I can't help but think of previous shows in which size seemed to matter above all. Richard Avedon's elegant retrospective at the Whitney in New York last year a collage of different exhibition prints from previous shows included his mammoth prints from "In The American West." Happily, these worked once again as they did when they stood alone at the Corcoran Gallery in Washington years before when the western work debuted.
But bigness is not always better. In fact, I think it rarely is. One need only think back to Annie Leibovitz' humongous "retrospective", also at the Corcoran, and recall the hodge-podge of gargantuan imagery that the photographer insisted upon even if it meant having to piece together her mural-sized giclee prints like so many pieces of wallpaper. Not only was she not served well by these big prints (the more manageable 24x24s looked far more elegant), but she desperately needed a curator to edit her stuff, to weed out the workmanlike from the mind-blowing. The contrast between this popular (and admittedly money-making) exhibition and the far better Arnold Newman retrospective that happened to be across the hall at the time was painful.
By contrast, there rarely are any prints in the Arbus show that are much more than 2 feet wide. And, thanks to curators Sandra S. Phillips and Elisabeth Sussman, there is not a bad, or even average, image among the 200 or so on display. Most are framed 11x14s and 16x20s: a combination of Arbus' own prints and those created by photographer Neil Selkirk, both after her death and especially for this show. Selkirk, a superb photographer himself, is the only person allowed by the Arbus estate to work with Diane's negatives. He has invested decades into perfecting his/her technique to the point where it is fair to say that he has come as close as any person can to recreating Diane Arbus' work.
This show literally could not have happened without him.

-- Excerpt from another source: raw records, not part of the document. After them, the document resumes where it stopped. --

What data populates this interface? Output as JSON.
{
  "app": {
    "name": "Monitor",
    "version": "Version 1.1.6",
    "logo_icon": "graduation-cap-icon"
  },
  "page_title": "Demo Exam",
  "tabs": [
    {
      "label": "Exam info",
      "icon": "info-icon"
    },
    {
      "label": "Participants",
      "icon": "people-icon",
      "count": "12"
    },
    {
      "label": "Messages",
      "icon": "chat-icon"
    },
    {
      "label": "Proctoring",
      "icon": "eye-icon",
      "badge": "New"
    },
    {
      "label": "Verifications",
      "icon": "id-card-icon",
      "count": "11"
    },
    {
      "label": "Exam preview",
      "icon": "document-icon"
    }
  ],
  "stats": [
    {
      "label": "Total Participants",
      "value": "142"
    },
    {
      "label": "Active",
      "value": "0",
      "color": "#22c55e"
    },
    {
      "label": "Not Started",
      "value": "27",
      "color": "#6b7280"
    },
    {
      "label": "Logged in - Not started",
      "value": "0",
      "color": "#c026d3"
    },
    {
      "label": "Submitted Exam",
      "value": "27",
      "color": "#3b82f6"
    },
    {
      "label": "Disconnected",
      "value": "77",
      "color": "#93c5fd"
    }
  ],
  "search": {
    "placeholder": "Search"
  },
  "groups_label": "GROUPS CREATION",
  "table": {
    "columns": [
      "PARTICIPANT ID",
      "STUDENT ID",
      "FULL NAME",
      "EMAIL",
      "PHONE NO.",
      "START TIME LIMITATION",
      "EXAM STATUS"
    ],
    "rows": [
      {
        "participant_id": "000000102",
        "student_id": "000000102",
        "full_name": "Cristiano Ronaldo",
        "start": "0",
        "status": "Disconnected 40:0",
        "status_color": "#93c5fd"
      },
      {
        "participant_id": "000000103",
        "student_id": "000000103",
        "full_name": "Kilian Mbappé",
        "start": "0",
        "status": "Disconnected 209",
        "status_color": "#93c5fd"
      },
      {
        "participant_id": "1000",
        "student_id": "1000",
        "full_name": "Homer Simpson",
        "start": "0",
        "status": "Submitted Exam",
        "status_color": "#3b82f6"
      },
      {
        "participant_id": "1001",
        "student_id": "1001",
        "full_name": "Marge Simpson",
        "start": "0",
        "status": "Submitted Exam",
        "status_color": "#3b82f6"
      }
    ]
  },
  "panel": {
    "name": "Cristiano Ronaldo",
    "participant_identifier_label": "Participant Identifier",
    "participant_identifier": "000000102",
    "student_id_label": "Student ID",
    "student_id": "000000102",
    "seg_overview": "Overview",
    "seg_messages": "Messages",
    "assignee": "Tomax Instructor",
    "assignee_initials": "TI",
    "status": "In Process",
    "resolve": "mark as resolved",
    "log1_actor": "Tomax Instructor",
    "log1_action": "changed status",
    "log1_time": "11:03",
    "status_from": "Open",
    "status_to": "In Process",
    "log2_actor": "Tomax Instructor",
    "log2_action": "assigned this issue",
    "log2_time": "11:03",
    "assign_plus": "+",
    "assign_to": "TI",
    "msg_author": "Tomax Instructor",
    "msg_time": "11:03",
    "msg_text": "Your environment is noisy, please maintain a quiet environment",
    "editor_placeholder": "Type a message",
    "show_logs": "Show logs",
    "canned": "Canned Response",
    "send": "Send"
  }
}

Diane Arbus Revelations, San Francisco, Museum of Modern Art, through February 8, 2004. After that, the show travels over the next two years to Los Angeles, Houston, New York, Essen (Germany), London and Minneapolis.
Frank Van Riper is a Washington-based commercial and documentary photographer and author. His latest book is Talking Photography (Allworth Press), a collection of his Washington Post columns and other photography writing over the past decade. He can be reached through his website www.GVRphoto.com.